The Department of Buildings is tracking the city’s ubiquitous “sidewalk sheds” as officials push to root out those that have overstayed their welcome.
A new DOB map shows that more than 7,700 sheds dot the city and span a total of 280 miles, the New York Times reported. Some of the scaffolding dates as far back as 2006. The sheds are intended to protect pedestrians from falling construction materials but have drawn many complaints from officials and residents who see the structures as eyesores.

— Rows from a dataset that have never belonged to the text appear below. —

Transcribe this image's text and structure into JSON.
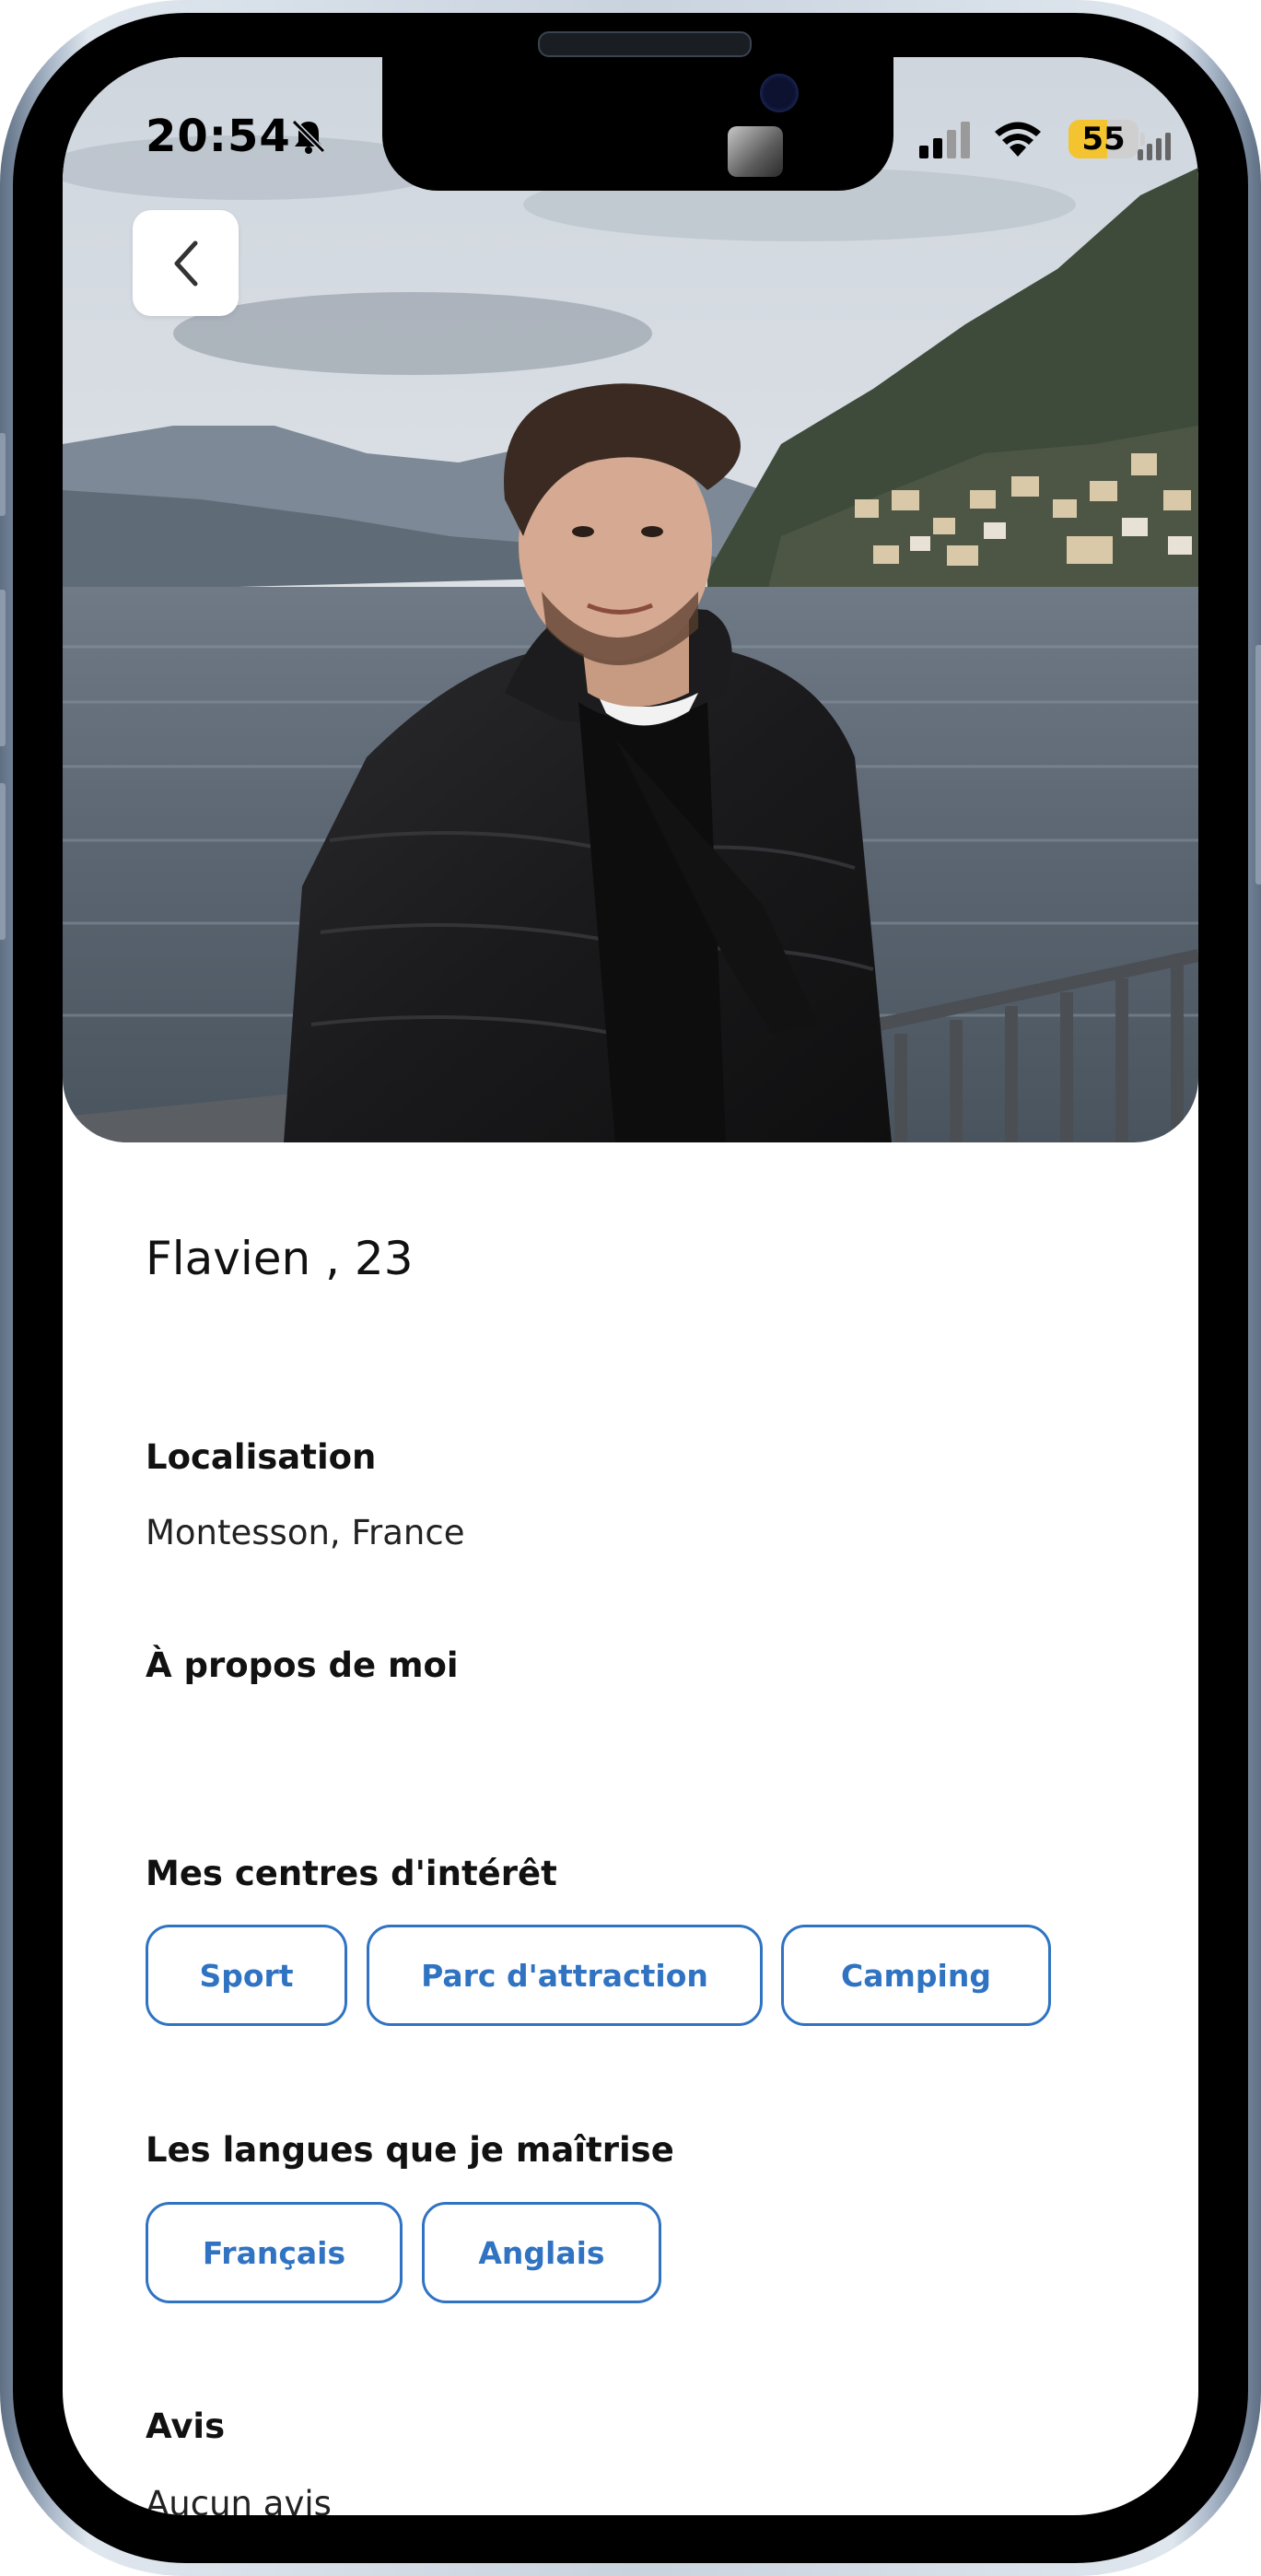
{
  "status_bar": {
    "time": "20:54",
    "battery_level": "55",
    "battery_fraction": 0.55,
    "icons": [
      "bell-slash-icon",
      "cellular-signal-icon",
      "wifi-icon",
      "battery-icon"
    ]
  },
  "header": {
    "back_icon": "chevron-left-icon"
  },
  "profile": {
    "name_age": "Flavien , 23",
    "location_title": "Localisation",
    "location_value": "Montesson, France",
    "about_title": "À propos de moi",
    "interests_title": "Mes centres d'intérêt",
    "interests": [
      "Sport",
      "Parc d'attraction",
      "Camping"
    ],
    "languages_title": "Les langues que je maîtrise",
    "languages": [
      "Français",
      "Anglais"
    ],
    "reviews_title": "Avis",
    "reviews_value": "Aucun avis"
  },
  "colors": {
    "accent": "#2f73c2",
    "battery": "#f4c430"
  }
}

“It becomes part of the city landscape; you dodge it every day,” Kwanele Mpanza, 34, a real estate agent who lives near 11-year-old scaffolding in Park Slope, told the Times. “As a user of the city, it makes it more difficult to get where you need to go. It’s an additional obstacle.”
The city doesn’t have a time limit on building repairs, so scaffolding can essentially stay put indefinitely (though, violations can be issued if work isn’t eventually completed). City Councilman Ben Kallos introduced legislation that would require a building owner to complete facade restoration work within three months, with a possible three month extension. This would limit scaffolding’s lifespan on the streets to six months.
Building owners who opposed the measure argue that they don’t always have sufficient money to complete repair work right away. [NYT] — Kathryn Brenzel